The closer we get to the introduction of autonomous cars, the more we think about its implications. According to The Economist, carmakers believe that driver-assistance is another feature to be included first in luxury cars, and then steadily trickle down until it reaches entry-level cars. Specialists from other fields have a different idea about the future; they argue that this is a disruptive technology that will change the entire fabric of car industry.
First of all, driverless car will impact the notion of car ownership. Nowadays, a car is one of our most expensive possessions, justified by the convenience it brings, offering the possibility of going anywhere at any time. However, if there is a cheaper, more convenient alternative, people will begin to question the necessity of owning a vehicle. Autonomous cars fleets can be this substitute; it can be efficient and cheap in driving one person to its destination and quickly being available for the next passenger.

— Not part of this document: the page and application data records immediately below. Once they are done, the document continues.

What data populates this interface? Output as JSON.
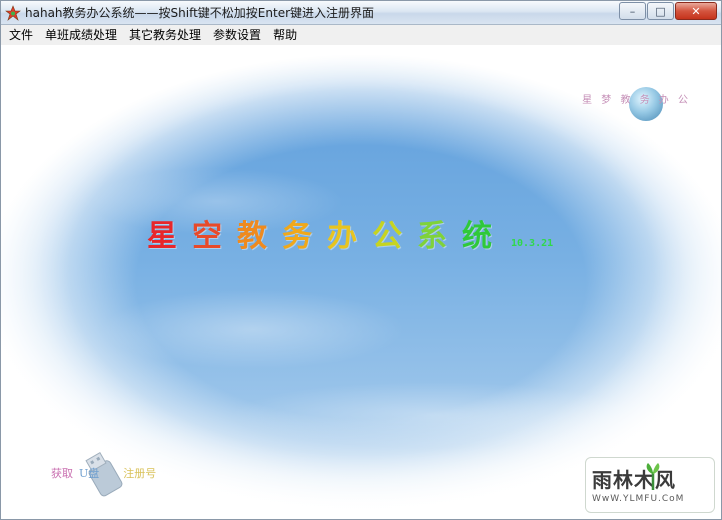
{
  "window": {
    "title": "hahah教务办公系统——按Shift键不松加按Enter键进入注册界面",
    "minimize_symbol": "–",
    "maximize_symbol": "□",
    "close_symbol": "✕",
    "icon": "app-icon"
  },
  "menu": {
    "items": [
      "文件",
      "单班成绩处理",
      "其它教务处理",
      "参数设置",
      "帮助"
    ]
  },
  "splash": {
    "title_chars": [
      "星",
      "空",
      "教",
      "务",
      "办",
      "公",
      "系",
      "统"
    ],
    "title_colors": [
      "#e8262a",
      "#e84a2a",
      "#ef8a1e",
      "#f0a81a",
      "#e8c41e",
      "#c6d421",
      "#7fd23a",
      "#2fc93a"
    ],
    "version": "10.3.21",
    "top_right_text": "星  梦  教  务  办  公",
    "bottom_left_left": "获取",
    "bottom_left_mid": "U盘",
    "bottom_left_right": "注册号"
  },
  "watermark": {
    "main": "雨林木风",
    "sub": "WwW.YLMFU.CoM"
  }
}
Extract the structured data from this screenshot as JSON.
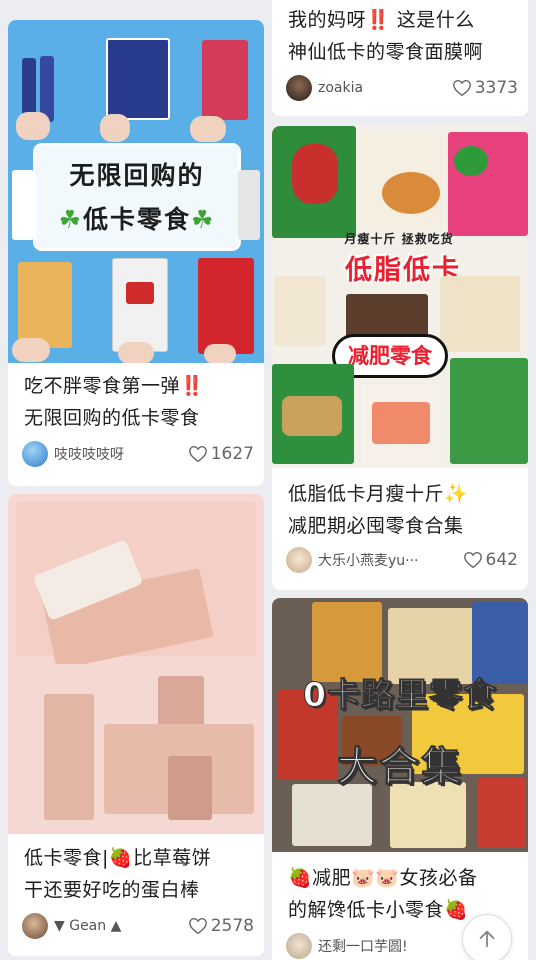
{
  "feed": {
    "cards": [
      {
        "title_line1": "我的妈呀‼️ 这是什么",
        "title_line2": "神仙低卡的零食面膜啊",
        "author": "zoakia",
        "likes": "3373"
      },
      {
        "image_text_main": "无限回购的",
        "image_text_sub": "低卡零食",
        "title_line1": "吃不胖零食第一弹",
        "title_line2": "无限回购的低卡零食",
        "author": "吱吱吱吱呀",
        "likes": "1627"
      },
      {
        "image_text_top": "月瘦十斤   拯救吃货",
        "image_text_main": "低脂低卡",
        "image_text_bubble": "减肥零食",
        "title_line1": "低脂低卡月瘦十斤",
        "title_line2": "减肥期必囤零食合集",
        "author": "大乐小燕麦yu···",
        "likes": "642"
      },
      {
        "title_line1": "低卡零食|",
        "title_line1b": "比草莓饼",
        "title_line2": "干还要好吃的蛋白棒",
        "author": "▼ Gean ▲",
        "likes": "2578"
      },
      {
        "image_text_main": "0卡路里零食",
        "image_text_sub": "大合集",
        "title_line1": "减肥",
        "title_line1b": "女孩必备",
        "title_line2": "的解馋低卡小零食",
        "author": "还剩一口芋圆!"
      }
    ]
  },
  "icons": {
    "like": "heart-outline-icon",
    "back_to_top": "arrow-up-icon"
  },
  "colors": {
    "background": "#ecedf1",
    "card": "#ffffff",
    "title_text": "#1e1e1e",
    "meta_text": "#555555"
  }
}
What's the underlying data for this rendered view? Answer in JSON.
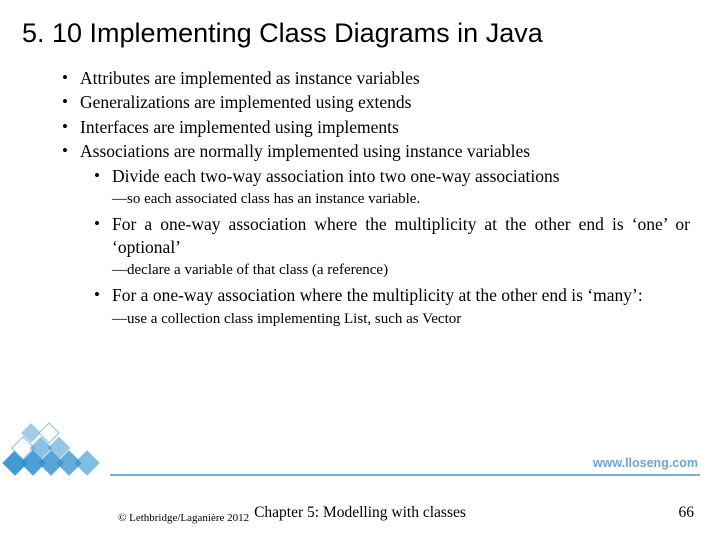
{
  "title": "5. 10 Implementing Class Diagrams in Java",
  "bullets": {
    "b1": "Attributes are implemented as instance variables",
    "b2": "Generalizations are implemented using extends",
    "b3": "Interfaces are implemented using implements",
    "b4": "Associations are normally implemented using instance variables",
    "s1": "Divide each two-way association into two one-way associations",
    "n1": "—so each associated class has an instance variable.",
    "s2": "For a one-way association where the multiplicity at the other end is ‘one’ or ‘optional’",
    "n2": "—declare a variable of that class (a reference)",
    "s3": "For a one-way association where the multiplicity at the other end is ‘many’:",
    "n3": "—use a collection class implementing List, such as Vector"
  },
  "url": "www.lloseng.com",
  "copyright": "© Lethbridge/Laganière 2012",
  "chapter": "Chapter 5: Modelling with classes",
  "page": "66"
}
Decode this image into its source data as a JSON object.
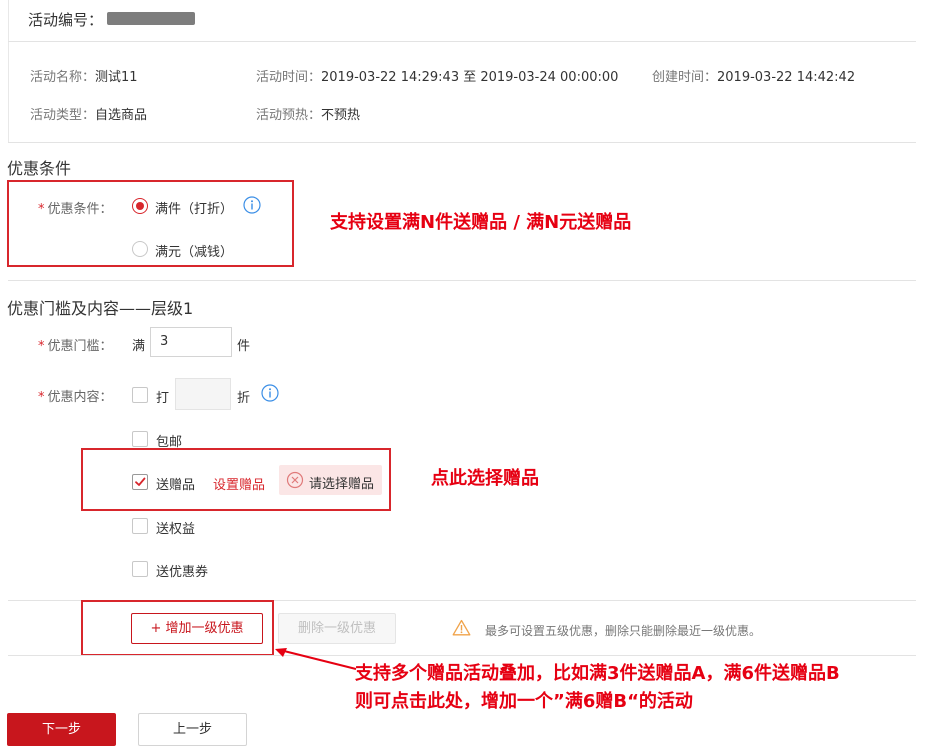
{
  "activity": {
    "id_label": "活动编号：",
    "id_value_masked": "",
    "name_label": "活动名称：",
    "name_value": "测试11",
    "time_label": "活动时间：",
    "time_value": "2019-03-22 14:29:43 至 2019-03-24 00:00:00",
    "created_label": "创建时间：",
    "created_value": "2019-03-22 14:42:42",
    "type_label": "活动类型：",
    "type_value": "自选商品",
    "preheat_label": "活动预热：",
    "preheat_value": "不预热"
  },
  "discount_condition": {
    "section_title": "优惠条件",
    "field_label": "优惠条件：",
    "options": [
      {
        "label": "满件（打折）",
        "selected": true
      },
      {
        "label": "满元（减钱）",
        "selected": false
      }
    ]
  },
  "tier": {
    "section_title": "优惠门槛及内容——层级1",
    "threshold_label": "优惠门槛：",
    "threshold_prefix": "满",
    "threshold_value": "3",
    "threshold_unit": "件",
    "content_label": "优惠内容：",
    "discount_label": "打",
    "discount_value": "",
    "discount_unit": "折",
    "free_shipping_label": "包邮",
    "gift_label": "送赠品",
    "gift_checked": true,
    "set_gift_link": "设置赠品",
    "select_gift_tag": "请选择赠品",
    "benefit_label": "送权益",
    "coupon_label": "送优惠券"
  },
  "tier_actions": {
    "add_label": "+ 增加一级优惠",
    "remove_label": "删除一级优惠",
    "hint": "最多可设置五级优惠，删除只能删除最近一级优惠。"
  },
  "footer": {
    "next_label": "下一步",
    "prev_label": "上一步"
  },
  "annotations": {
    "condition_note": "支持设置满N件送赠品 / 满N元送赠品",
    "gift_note": "点此选择赠品",
    "stack_note_line1": "支持多个赠品活动叠加，比如满3件送赠品A，满6件送赠品B",
    "stack_note_line2": "则可点击此处，增加一个”满6赠B“的活动"
  },
  "colors": {
    "accent_red": "#d8262c",
    "annotation_red": "#e60012",
    "primary_button": "#c8161d"
  }
}
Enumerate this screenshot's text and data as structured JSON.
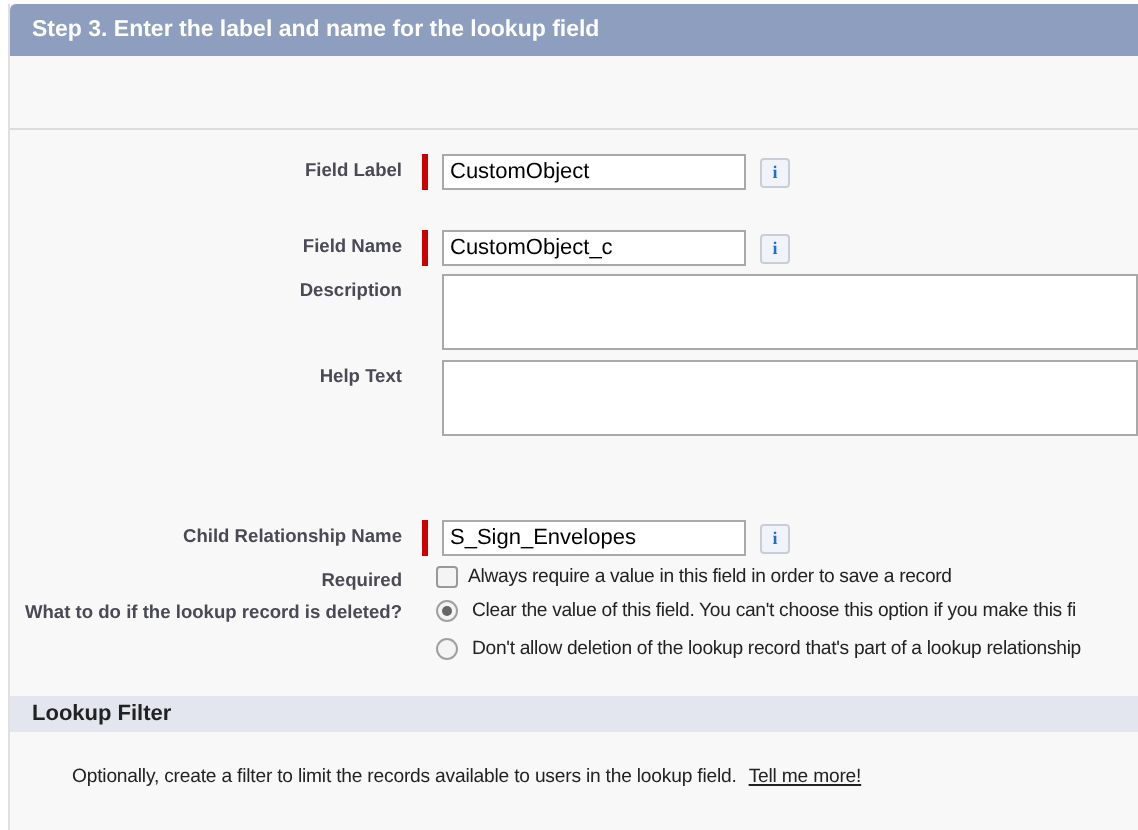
{
  "step_header": {
    "title": "Step 3. Enter the label and name for the lookup field"
  },
  "fields": [
    {
      "kind": "text",
      "label": "Field Label",
      "value": "CustomObject",
      "required": true,
      "info": "i"
    },
    {
      "kind": "text",
      "label": "Field Name",
      "value": "CustomObject_c",
      "required": true,
      "info": "i"
    },
    {
      "kind": "textarea",
      "label": "Description"
    },
    {
      "kind": "textarea",
      "label": "Help Text"
    },
    {
      "kind": "text",
      "label": "Child Relationship Name",
      "value": "S_Sign_Envelopes",
      "required": true,
      "info": "i"
    },
    {
      "kind": "checkbox",
      "label": "Required",
      "text": "Always require a value in this field in order to save a record",
      "checked": false
    },
    {
      "kind": "radio",
      "label": "What to do if the lookup record is deleted?",
      "options": [
        {
          "text": "Clear the value of this field. You can't choose this option if you make this fi",
          "selected": true
        },
        {
          "text": "Don't allow deletion of the lookup record that's part of a lookup relationship",
          "selected": false
        }
      ]
    }
  ],
  "lookup_filter": {
    "title": "Lookup Filter",
    "text": "Optionally, create a filter to limit the records available to users in the lookup field.",
    "link": "Tell me more!"
  }
}
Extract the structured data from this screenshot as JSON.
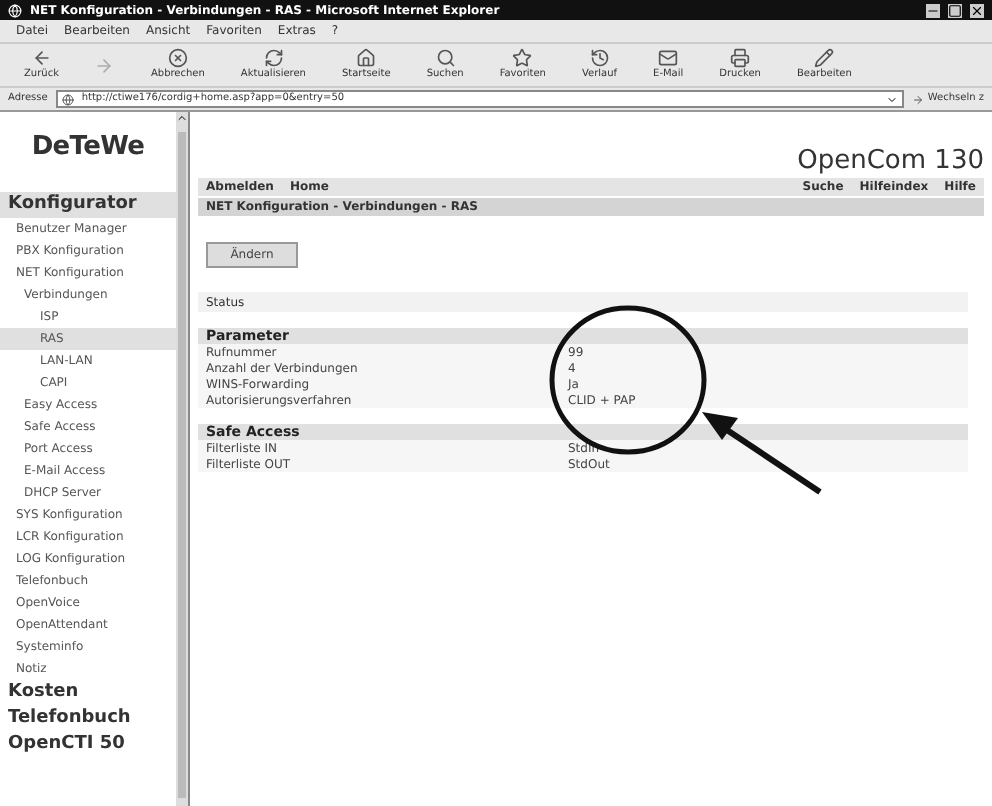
{
  "window": {
    "title": "NET Konfiguration - Verbindungen - RAS - Microsoft Internet Explorer"
  },
  "menu": [
    "Datei",
    "Bearbeiten",
    "Ansicht",
    "Favoriten",
    "Extras",
    "?"
  ],
  "toolbar": [
    {
      "label": "Zurück",
      "disabled": false,
      "kind": "back"
    },
    {
      "disabled": true,
      "kind": "forward"
    },
    {
      "label": "Abbrechen",
      "disabled": false,
      "kind": "stop"
    },
    {
      "label": "Aktualisieren",
      "disabled": false,
      "kind": "refresh"
    },
    {
      "label": "Startseite",
      "disabled": false,
      "kind": "home"
    },
    {
      "label": "Suchen",
      "disabled": false,
      "kind": "search"
    },
    {
      "label": "Favoriten",
      "disabled": false,
      "kind": "favorites"
    },
    {
      "label": "Verlauf",
      "disabled": false,
      "kind": "history"
    },
    {
      "label": "E-Mail",
      "disabled": false,
      "kind": "mail"
    },
    {
      "label": "Drucken",
      "disabled": false,
      "kind": "print"
    },
    {
      "label": "Bearbeiten",
      "disabled": false,
      "kind": "edit"
    }
  ],
  "address": {
    "label": "Adresse",
    "value": "http://ctiwe176/cordig+home.asp?app=0&entry=50",
    "go": "Wechseln z"
  },
  "sidebar": {
    "logo": "DeTeWe",
    "sections": [
      {
        "label": "Konfigurator",
        "selected": true,
        "children": [
          {
            "label": "Benutzer Manager",
            "selected": false
          },
          {
            "label": "PBX Konfiguration",
            "selected": false
          },
          {
            "label": "NET Konfiguration",
            "selected": false,
            "children": [
              {
                "label": "Verbindungen",
                "selected": false,
                "children": [
                  {
                    "label": "ISP",
                    "selected": false
                  },
                  {
                    "label": "RAS",
                    "selected": true
                  },
                  {
                    "label": "LAN-LAN",
                    "selected": false
                  },
                  {
                    "label": "CAPI",
                    "selected": false
                  }
                ]
              },
              {
                "label": "Easy Access",
                "selected": false
              },
              {
                "label": "Safe Access",
                "selected": false
              },
              {
                "label": "Port Access",
                "selected": false
              },
              {
                "label": "E-Mail Access",
                "selected": false
              },
              {
                "label": "DHCP Server",
                "selected": false
              }
            ]
          },
          {
            "label": "SYS Konfiguration",
            "selected": false
          },
          {
            "label": "LCR Konfiguration",
            "selected": false
          },
          {
            "label": "LOG Konfiguration",
            "selected": false
          },
          {
            "label": "Telefonbuch",
            "selected": false
          },
          {
            "label": "OpenVoice",
            "selected": false
          },
          {
            "label": "OpenAttendant",
            "selected": false
          },
          {
            "label": "Systeminfo",
            "selected": false
          },
          {
            "label": "Notiz",
            "selected": false
          }
        ]
      },
      {
        "label": "Kosten",
        "selected": false
      },
      {
        "label": "Telefonbuch",
        "selected": false
      },
      {
        "label": "OpenCTI 50",
        "selected": false
      }
    ]
  },
  "brand": "OpenCom 130",
  "nav_left": [
    "Abmelden",
    "Home"
  ],
  "nav_right": [
    "Suche",
    "Hilfeindex",
    "Hilfe"
  ],
  "breadcrumb": "NET Konfiguration - Verbindungen - RAS",
  "change_button": "Ändern",
  "status_label": "Status",
  "sections": [
    {
      "title": "Parameter",
      "rows": [
        {
          "label": "Rufnummer",
          "value": "99"
        },
        {
          "label": "Anzahl der Verbindungen",
          "value": "4"
        },
        {
          "label": "WINS-Forwarding",
          "value": "Ja"
        },
        {
          "label": "Autorisierungsverfahren",
          "value": "CLID + PAP"
        }
      ]
    },
    {
      "title": "Safe Access",
      "rows": [
        {
          "label": "Filterliste IN",
          "value": "StdIn"
        },
        {
          "label": "Filterliste OUT",
          "value": "StdOut"
        }
      ]
    }
  ]
}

Researchers as Luis Martinez of the International Transport Forum and Dan Fagnant of the University of Utah, predict that autonomous vehicles will reduce the urban car numbers in 80% to 90%. The demand for new cars will decrease, pushing the car industry to shift their production models and dismiss a considerable portion of its workforce.
The car manufacturers will have to negotiate with a low number of self-driving cars fleet operators instead of dealing directly with the consumer market, which will increase the bargain power of the buyers. Another challenge for the players of this industry is that its value will move from hardware to software and from product to service, the industry will have to adapt its resources to compete in this new market paradigm.
Self-driving cars don’t affect only carmakers — insurance companies’ markets will decrease and fewer taxi drivers will be needed. Also, the amount of on-street and off-street parking will be reduced due to falling demand. It will be possible to use the space previously designated for parking for other purposes, such as living or leisure areas. These modifications will possibly increase the number of people living in city centres and at the same time making commuting easier, letting those who live far from work to enjoy their daily trips without worrying about driving.
Image Source: Google and Inc.